Not those damn monkeys again.
There’s a certain group of Ivy League primates that must feel like life is a series of tests designed to provoke them.
When we last visited Yale’s community of esteemed Capuchin monkeys, they taught us how deeply our fear of financial losses runs.
Well, a few years ago, Yale professor Laurie Santos wanted to see how the monkeys would respond to a seemingly unfair situation. The monkeys had already been taught to trade pebbles for cucumber slices at a certain rate of exchange.
But one day, the researchers rewarded one of the monkeys grapes in exchange for the pebbles, rather than cucumber slices (monkeys greatly prefer grapes). The rest of the monkeys freaked out, hurling pebbles and cucumber slices out of the chamber. They didn’t want to play anymore.
So what happened? The researchers think the Capuchins were responding to perceived unfairness between them and the monkey who was compensated by grapes. Even though the monkeys had been perfectly happy with the pebbles-for-cucumber trade before, they reacted harshly when it seemed like one monkey got preferential treatment.
That other monkey cage: A college campus
Recently, the salaries of workers at state schools in California became public information due to the “right to know” law. A newspaper, as it’s wont to do, put that information in an easily searchable database, and another professor, as they’re wont to do, decided to measure how the workers reacted to the info.
The researchers informed sets of workers on three college campuses of the newspaper database and later surveyed them about the information they found and how they felt about it.
As you can imagine the workers whose pay was below the median didn’t feel too happy. Their job satisfaction dropped severely, and a number of them said they were now looking for a new job. Workers whose pay was above the median didn’t get a significant morale boost from the new information.
It’s important to note that “logically” the new information shouldn’t have had so dramatic an effect. After all, the workers were apparently satisfied with their pay beforehand. It was the knowledge of how others were being treated that caused the unhappiness.
So do you want to know what your colleagues make?
A recent SmartMoney article concludes that the dissatisfaction and resulting job search is a good thing, since those workers will find better paying jobs elsewhere.
I guess I’m not totally convinced. After all, we don’t really know if the pay gap was due to unfairness or different skill levels. If it was due to different skill levels, those workers might just find that they’re a lower-class of employee, which would be even more depressing than just thinking you were getting short shrift. Unfortunately, I don’t see a way that California public record law could shine light on employee performance in the same way it revealed pay.

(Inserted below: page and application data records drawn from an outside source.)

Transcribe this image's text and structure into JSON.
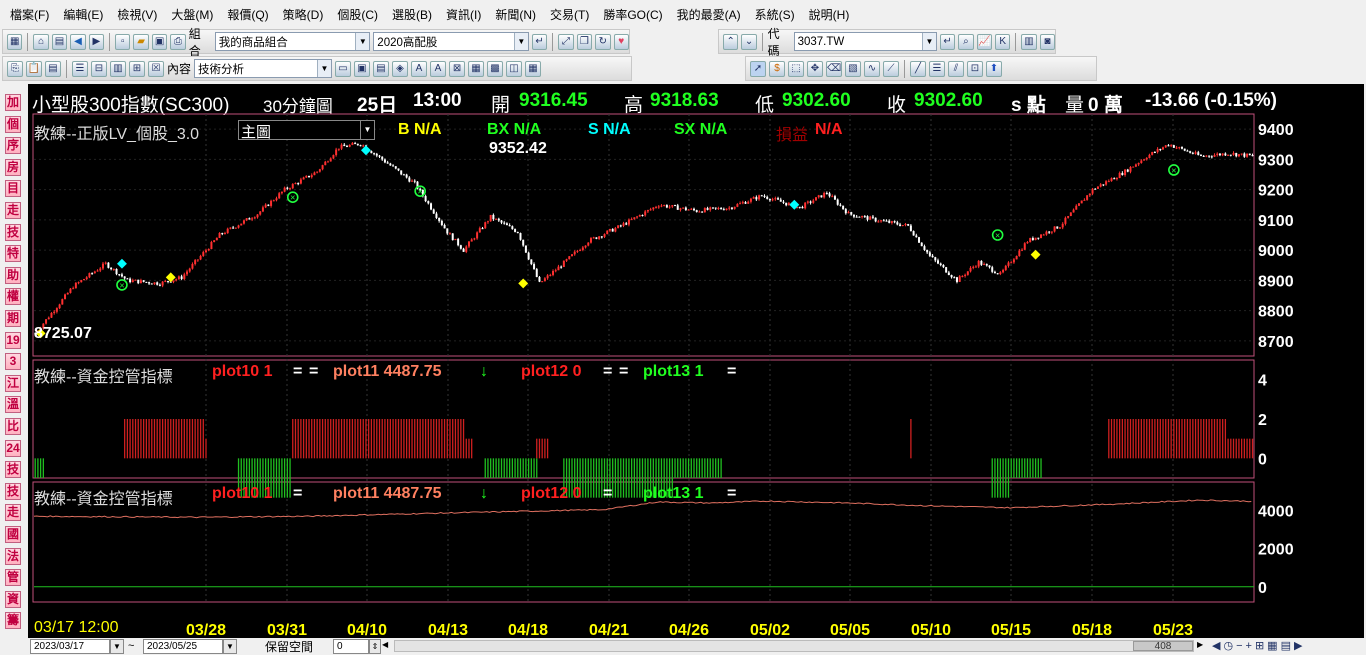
{
  "menu": [
    "檔案(F)",
    "編輯(E)",
    "檢視(V)",
    "大盤(M)",
    "報價(Q)",
    "策略(D)",
    "個股(C)",
    "選股(B)",
    "資訊(I)",
    "新聞(N)",
    "交易(T)",
    "勝率GO(C)",
    "我的最愛(A)",
    "系統(S)",
    "說明(H)"
  ],
  "toolbar": {
    "group_label": "組合",
    "group_value": "我的商品組合",
    "portfolio_value": "2020高配股",
    "code_label": "代碼",
    "code_value": "3037.TW",
    "content_label": "內容",
    "content_value": "技術分析"
  },
  "left_tabs": [
    "加",
    "個",
    "序",
    "房",
    "目",
    "走",
    "技",
    "特",
    "助",
    "權",
    "期",
    "19",
    "3",
    "江",
    "溫",
    "比",
    "24",
    "技",
    "技",
    "走",
    "國",
    "法",
    "管",
    "資",
    "籌"
  ],
  "quote": {
    "name": "小型股300指數(SC300)",
    "period": "30分鐘圖",
    "day": "25日",
    "time": "13:00",
    "open_label": "開",
    "open": "9316.45",
    "high_label": "高",
    "high": "9318.63",
    "low_label": "低",
    "low": "9302.60",
    "close_label": "收",
    "close": "9302.60",
    "unit": "s 點",
    "vol_label": "量",
    "vol": "0 萬",
    "change": "-13.66 (-0.15%)"
  },
  "main_panel": {
    "title": "教練--正版LV_個股_3.0",
    "select": "主圖",
    "b": "B N/A",
    "bx": "BX N/A",
    "s": "S N/A",
    "sx": "SX N/A",
    "pl_label": "損益",
    "pl": "N/A",
    "high_mark": "9352.42",
    "low_mark": "8725.07"
  },
  "ind1": {
    "title": "教練--資金控管指標",
    "p10": "plot10 1",
    "eq": "=",
    "p11": "plot11 4487.75",
    "arrow": "↓",
    "p12": "plot12 0",
    "p13": "plot13 1"
  },
  "ind2": {
    "title": "教練--資金控管指標",
    "p10": "plot10 1",
    "eq": "=",
    "p11": "plot11 4487.75",
    "arrow": "↓",
    "p12": "plot12 0",
    "p13": "plot13 1"
  },
  "axis_main": [
    "9400",
    "9300",
    "9200",
    "9100",
    "9000",
    "8900",
    "8800",
    "8700"
  ],
  "axis_ind1": [
    "4",
    "2",
    "0"
  ],
  "axis_ind2": [
    "4000",
    "2000",
    "0"
  ],
  "xaxis": {
    "first": "03/17 12:00",
    "labels": [
      "03/28",
      "03/31",
      "04/10",
      "04/13",
      "04/18",
      "04/21",
      "04/26",
      "05/02",
      "05/05",
      "05/10",
      "05/15",
      "05/18",
      "05/23"
    ]
  },
  "status": {
    "from": "2023/03/17",
    "tilde": "~",
    "to": "2023/05/25",
    "reserve_label": "保留空間",
    "reserve_value": "0",
    "count": "408"
  },
  "colors": {
    "up": "#ff3030",
    "down": "#ffffff",
    "plot_red": "#ff2020",
    "plot_orange": "#ff8060",
    "plot_green": "#20ff20",
    "buy": "#ffff00",
    "sell": "#00ffff",
    "exit": "#20ff40",
    "pink": "#c0507a"
  },
  "chart_data": {
    "type": "candlestick",
    "ylim": [
      8650,
      9450
    ],
    "key_prices": [
      [
        0,
        8725
      ],
      [
        14,
        8880
      ],
      [
        26,
        8955
      ],
      [
        34,
        8900
      ],
      [
        46,
        8890
      ],
      [
        54,
        8910
      ],
      [
        68,
        9050
      ],
      [
        82,
        9120
      ],
      [
        92,
        9200
      ],
      [
        104,
        9260
      ],
      [
        112,
        9340
      ],
      [
        120,
        9352
      ],
      [
        128,
        9300
      ],
      [
        140,
        9220
      ],
      [
        152,
        9060
      ],
      [
        158,
        9000
      ],
      [
        168,
        9110
      ],
      [
        178,
        9060
      ],
      [
        186,
        8890
      ],
      [
        194,
        8950
      ],
      [
        204,
        9030
      ],
      [
        216,
        9080
      ],
      [
        230,
        9150
      ],
      [
        244,
        9130
      ],
      [
        256,
        9140
      ],
      [
        268,
        9180
      ],
      [
        282,
        9140
      ],
      [
        292,
        9190
      ],
      [
        300,
        9120
      ],
      [
        310,
        9100
      ],
      [
        322,
        9080
      ],
      [
        330,
        8980
      ],
      [
        340,
        8900
      ],
      [
        348,
        8960
      ],
      [
        356,
        8920
      ],
      [
        366,
        9030
      ],
      [
        378,
        9080
      ],
      [
        390,
        9200
      ],
      [
        402,
        9260
      ],
      [
        410,
        9310
      ],
      [
        418,
        9350
      ],
      [
        430,
        9310
      ],
      [
        440,
        9320
      ],
      [
        450,
        9310
      ]
    ],
    "markers": [
      {
        "type": "buy",
        "idx": 2,
        "price": 8725
      },
      {
        "type": "sell",
        "idx": 32,
        "price": 8955
      },
      {
        "type": "exit",
        "idx": 32,
        "price": 8885
      },
      {
        "type": "buy",
        "idx": 50,
        "price": 8910
      },
      {
        "type": "exit",
        "idx": 95,
        "price": 9175
      },
      {
        "type": "sell",
        "idx": 122,
        "price": 9330
      },
      {
        "type": "exit",
        "idx": 142,
        "price": 9195
      },
      {
        "type": "buy",
        "idx": 180,
        "price": 8890
      },
      {
        "type": "sell",
        "idx": 280,
        "price": 9150
      },
      {
        "type": "exit",
        "idx": 355,
        "price": 9050
      },
      {
        "type": "buy",
        "idx": 369,
        "price": 8985
      },
      {
        "type": "exit",
        "idx": 420,
        "price": 9265
      }
    ],
    "ind1": {
      "ylim": [
        -1,
        5
      ],
      "red_runs": [
        [
          33,
          63,
          2
        ],
        [
          63,
          64,
          1
        ],
        [
          95,
          159,
          2
        ],
        [
          159,
          162,
          1
        ],
        [
          185,
          190,
          1
        ],
        [
          323,
          324,
          2
        ],
        [
          396,
          440,
          2
        ],
        [
          440,
          450,
          1
        ]
      ],
      "green_runs": [
        [
          0,
          4,
          -1
        ],
        [
          75,
          95,
          -2
        ],
        [
          166,
          186,
          -1
        ],
        [
          195,
          236,
          -2
        ],
        [
          236,
          254,
          -1
        ],
        [
          353,
          360,
          -2
        ],
        [
          360,
          372,
          -1
        ]
      ]
    },
    "ind2": {
      "ylim": [
        -800,
        5500
      ],
      "equity": [
        [
          0,
          3700
        ],
        [
          60,
          3650
        ],
        [
          100,
          3700
        ],
        [
          160,
          3900
        ],
        [
          210,
          4050
        ],
        [
          230,
          4450
        ],
        [
          250,
          4400
        ],
        [
          270,
          4500
        ],
        [
          300,
          4400
        ],
        [
          330,
          4250
        ],
        [
          360,
          4150
        ],
        [
          400,
          4350
        ],
        [
          430,
          4550
        ],
        [
          450,
          4487
        ]
      ]
    }
  }
}
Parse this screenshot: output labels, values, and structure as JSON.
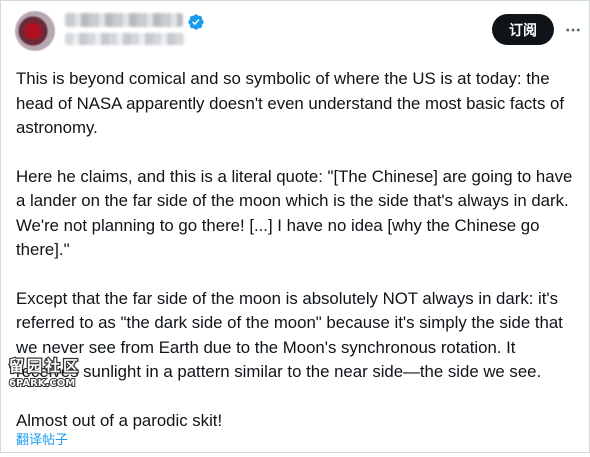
{
  "post": {
    "subscribe_label": "订阅",
    "paragraphs": [
      "This is beyond comical and so symbolic of where the US is at today: the head of NASA apparently doesn't even understand the most basic facts of astronomy.",
      "Here he claims, and this is a literal quote: \"[The Chinese] are going to have a lander on the far side of the moon which is the side that's always in dark. We're not planning to go there! [...] I have no idea [why the Chinese go there].\"",
      "Except that the far side of the moon is absolutely NOT always in dark: it's referred to as \"the dark side of the moon\" because it's simply the side that we never see from Earth due to the Moon's synchronous rotation. It receives sunlight in a pattern similar to the near side—the side we see.",
      "Almost out of a parodic skit!"
    ],
    "translate_label": "翻译帖子"
  },
  "watermark": {
    "line1": "留园社区",
    "line2": "6PARK.COM"
  },
  "colors": {
    "accent": "#1d9bf0",
    "button_bg": "#0f1419",
    "text": "#0f1419",
    "border": "#cfd9de"
  },
  "icons": {
    "verified": "verified-badge-icon",
    "more": "more-options-icon"
  }
}
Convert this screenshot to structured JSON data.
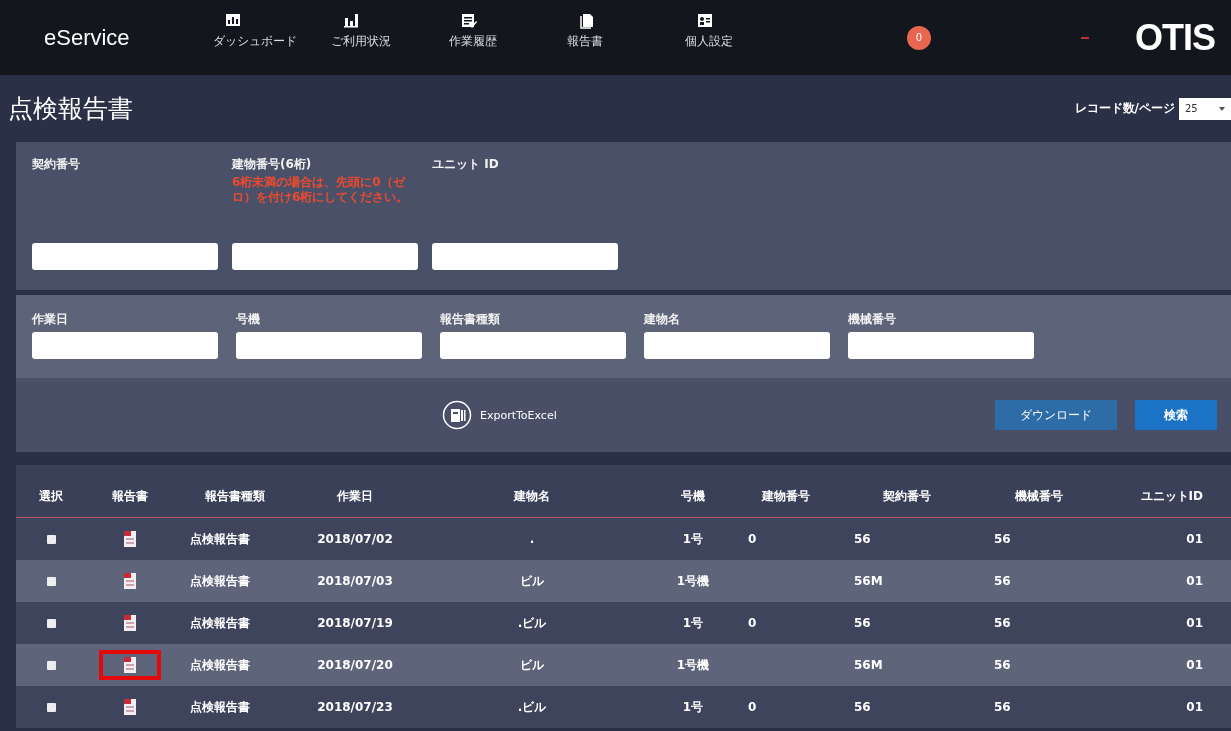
{
  "header": {
    "brand": "eService",
    "nav": [
      {
        "label": "ダッシュボード"
      },
      {
        "label": "ご利用状況"
      },
      {
        "label": "作業履歴"
      },
      {
        "label": "報告書"
      },
      {
        "label": "個人設定"
      }
    ],
    "badge": "0",
    "logo": "OTIS"
  },
  "page": {
    "title": "点検報告書",
    "page_size_label": "レコード数/ページ",
    "page_size": "25"
  },
  "filters_top": [
    {
      "label": "契約番号"
    },
    {
      "label": "建物番号(6桁)",
      "note": "6桁未満の場合は、先頭に0（ゼロ）を付け6桁にしてください。"
    },
    {
      "label": "ユニット ID"
    }
  ],
  "filters_bottom": [
    {
      "label": "作業日"
    },
    {
      "label": "号機"
    },
    {
      "label": "報告書種類"
    },
    {
      "label": "建物名"
    },
    {
      "label": "機械番号"
    }
  ],
  "actions": {
    "export": "ExportToExcel",
    "download": "ダウンロード",
    "search": "検索"
  },
  "table": {
    "columns": [
      "選択",
      "報告書",
      "報告書種類",
      "作業日",
      "建物名",
      "号機",
      "建物番号",
      "契約番号",
      "機械番号",
      "ユニットID"
    ],
    "rows": [
      {
        "checked": false,
        "highlighted": false,
        "type": "点検報告書",
        "date": "2018/07/02",
        "building": ".",
        "unit": "1号",
        "building_no": "0",
        "contract": "56",
        "machine": "56",
        "unit_id": "01"
      },
      {
        "checked": false,
        "highlighted": false,
        "type": "点検報告書",
        "date": "2018/07/03",
        "building": "ビル",
        "unit": "1号機",
        "contract": "56M",
        "machine": "56",
        "unit_id": "01"
      },
      {
        "checked": false,
        "highlighted": false,
        "type": "点検報告書",
        "date": "2018/07/19",
        "building": ".ビル",
        "unit": "1号",
        "building_no": "0",
        "contract": "56",
        "machine": "56",
        "unit_id": "01"
      },
      {
        "checked": false,
        "highlighted": true,
        "type": "点検報告書",
        "date": "2018/07/20",
        "building": "ビル",
        "unit": "1号機",
        "contract": "56M",
        "machine": "56",
        "unit_id": "01"
      },
      {
        "checked": false,
        "highlighted": false,
        "type": "点検報告書",
        "date": "2018/07/23",
        "building": ".ビル",
        "unit": "1号",
        "building_no": "0",
        "contract": "56",
        "machine": "56",
        "unit_id": "01"
      }
    ]
  }
}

Public performance reports?
But it makes it worth asking yourself how much you should actually want to know what your colleagues make, as a website like GlassDoor can make possible even for private companies. Or how about that old trick where you and your coworkers anonymously put your salaries in a hat and then spread them out on the table. Sure, the anonymity saves embarrassment, but it does nothing for the tinge of pain you’ll feel if you end up on the low end.
If you’re happy with how you’re compensated, that should be the end of it, right? Unless there’s some reason you need more money, it’s not supposed to matter how much the guy in the cubicle over gets paid. But I’m guessing that’s not going to keep most of us from seeking out the info when it’s available.
How to deal with unequal paychecks
Unionize! (Just kidding.)
So you’ve found out that you get paid less than your coworkers. How do you deal with that information? First, obviously it’s pointless to march into your boss’s office and throw a fit. Although it’s possible that your employer is taking advantage of an informational imbalance and lowballing your salary, it’s also possible that he has reasons for paying that other guy more.
Did he recently come over from a new company? Changing employers or approaching your current one with a new offer is one way to get a significant salary bump, whereas company lifers often just get cost of living wage increases as they age.
The bottom line is that you have to show your employer that you have value and that you’re a threat to leave if you don’t get compensated for that. The knowledge of your coworker’s salary is simply an informational advantage that tells you how high your employer might be able to go, and is not something to actually bring up in the raise negotiation.
While pay inequality might make you mad, your boss just wants to keep his top performers from jumping ship.